* _Exercise input_:
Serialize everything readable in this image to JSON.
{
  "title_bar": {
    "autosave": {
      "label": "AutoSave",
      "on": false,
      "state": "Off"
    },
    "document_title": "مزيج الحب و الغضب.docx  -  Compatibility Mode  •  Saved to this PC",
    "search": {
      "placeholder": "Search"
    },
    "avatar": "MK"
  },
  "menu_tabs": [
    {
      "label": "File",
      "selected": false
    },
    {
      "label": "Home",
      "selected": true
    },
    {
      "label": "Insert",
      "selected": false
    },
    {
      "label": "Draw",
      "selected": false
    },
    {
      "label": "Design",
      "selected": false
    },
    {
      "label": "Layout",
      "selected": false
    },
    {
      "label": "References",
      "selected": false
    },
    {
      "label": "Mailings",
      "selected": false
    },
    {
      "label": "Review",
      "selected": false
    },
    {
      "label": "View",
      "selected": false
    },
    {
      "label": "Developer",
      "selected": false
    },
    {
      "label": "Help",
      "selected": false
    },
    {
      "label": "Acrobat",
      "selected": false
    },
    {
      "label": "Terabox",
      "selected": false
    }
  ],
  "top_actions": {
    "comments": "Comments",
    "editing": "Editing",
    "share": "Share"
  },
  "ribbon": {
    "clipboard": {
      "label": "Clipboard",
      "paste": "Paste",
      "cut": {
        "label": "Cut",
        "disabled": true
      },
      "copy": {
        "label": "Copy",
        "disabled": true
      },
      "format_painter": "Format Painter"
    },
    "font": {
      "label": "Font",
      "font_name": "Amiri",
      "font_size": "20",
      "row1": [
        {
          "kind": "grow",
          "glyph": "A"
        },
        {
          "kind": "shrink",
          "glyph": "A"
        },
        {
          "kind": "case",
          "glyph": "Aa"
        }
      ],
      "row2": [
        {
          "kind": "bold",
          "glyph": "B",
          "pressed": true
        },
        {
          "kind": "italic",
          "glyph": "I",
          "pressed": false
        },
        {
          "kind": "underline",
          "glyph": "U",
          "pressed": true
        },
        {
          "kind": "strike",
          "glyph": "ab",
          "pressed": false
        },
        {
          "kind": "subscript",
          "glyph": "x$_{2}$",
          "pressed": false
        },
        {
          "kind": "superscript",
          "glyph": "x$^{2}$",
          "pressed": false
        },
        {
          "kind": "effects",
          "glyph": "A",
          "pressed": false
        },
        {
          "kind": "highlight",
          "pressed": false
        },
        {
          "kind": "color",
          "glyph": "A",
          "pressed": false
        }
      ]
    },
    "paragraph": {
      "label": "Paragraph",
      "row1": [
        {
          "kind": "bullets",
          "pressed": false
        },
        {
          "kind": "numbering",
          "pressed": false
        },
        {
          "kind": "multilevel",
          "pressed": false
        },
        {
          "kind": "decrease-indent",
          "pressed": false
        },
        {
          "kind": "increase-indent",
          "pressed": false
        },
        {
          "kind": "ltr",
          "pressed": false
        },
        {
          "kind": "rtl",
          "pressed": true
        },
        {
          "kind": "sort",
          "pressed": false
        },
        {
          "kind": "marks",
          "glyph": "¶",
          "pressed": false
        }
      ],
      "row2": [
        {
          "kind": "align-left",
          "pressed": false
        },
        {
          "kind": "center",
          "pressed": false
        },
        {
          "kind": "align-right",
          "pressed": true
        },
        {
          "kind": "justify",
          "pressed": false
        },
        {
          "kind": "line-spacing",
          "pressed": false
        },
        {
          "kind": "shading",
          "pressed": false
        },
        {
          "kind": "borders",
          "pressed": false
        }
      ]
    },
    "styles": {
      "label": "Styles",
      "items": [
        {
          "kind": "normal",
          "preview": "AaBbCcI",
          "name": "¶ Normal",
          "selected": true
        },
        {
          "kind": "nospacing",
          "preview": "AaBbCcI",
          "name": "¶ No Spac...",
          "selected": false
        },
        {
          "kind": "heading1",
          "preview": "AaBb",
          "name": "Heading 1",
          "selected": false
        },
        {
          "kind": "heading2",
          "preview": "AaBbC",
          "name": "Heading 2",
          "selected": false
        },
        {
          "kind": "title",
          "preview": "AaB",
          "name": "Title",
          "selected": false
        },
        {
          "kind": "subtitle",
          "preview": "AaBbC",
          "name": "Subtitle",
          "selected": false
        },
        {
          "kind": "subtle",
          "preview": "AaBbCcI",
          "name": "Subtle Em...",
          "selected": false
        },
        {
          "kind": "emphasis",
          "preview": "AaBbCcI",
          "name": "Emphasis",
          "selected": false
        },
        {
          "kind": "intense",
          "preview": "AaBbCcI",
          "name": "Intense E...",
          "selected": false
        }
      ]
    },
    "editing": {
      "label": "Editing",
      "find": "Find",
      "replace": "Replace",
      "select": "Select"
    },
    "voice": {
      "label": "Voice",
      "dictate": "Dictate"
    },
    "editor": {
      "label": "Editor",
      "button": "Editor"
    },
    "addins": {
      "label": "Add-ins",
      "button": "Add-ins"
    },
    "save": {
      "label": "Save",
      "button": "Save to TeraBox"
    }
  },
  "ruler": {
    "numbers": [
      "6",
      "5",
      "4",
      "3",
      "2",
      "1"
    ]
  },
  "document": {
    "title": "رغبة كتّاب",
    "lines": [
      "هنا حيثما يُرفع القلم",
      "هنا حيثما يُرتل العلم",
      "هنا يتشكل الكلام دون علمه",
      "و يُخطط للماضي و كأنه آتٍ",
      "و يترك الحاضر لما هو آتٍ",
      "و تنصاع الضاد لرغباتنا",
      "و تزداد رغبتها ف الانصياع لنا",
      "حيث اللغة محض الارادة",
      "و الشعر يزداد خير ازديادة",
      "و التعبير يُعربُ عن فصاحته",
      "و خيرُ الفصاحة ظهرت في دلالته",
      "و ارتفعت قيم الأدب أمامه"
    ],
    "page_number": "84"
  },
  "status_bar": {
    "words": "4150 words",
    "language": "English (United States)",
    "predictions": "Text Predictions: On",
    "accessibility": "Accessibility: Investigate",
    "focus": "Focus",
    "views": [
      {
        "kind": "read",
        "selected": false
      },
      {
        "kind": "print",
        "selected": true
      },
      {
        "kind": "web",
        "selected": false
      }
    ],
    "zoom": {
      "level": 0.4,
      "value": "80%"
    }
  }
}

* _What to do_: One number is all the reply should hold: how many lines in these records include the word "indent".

* _Answer to this exercise_: 2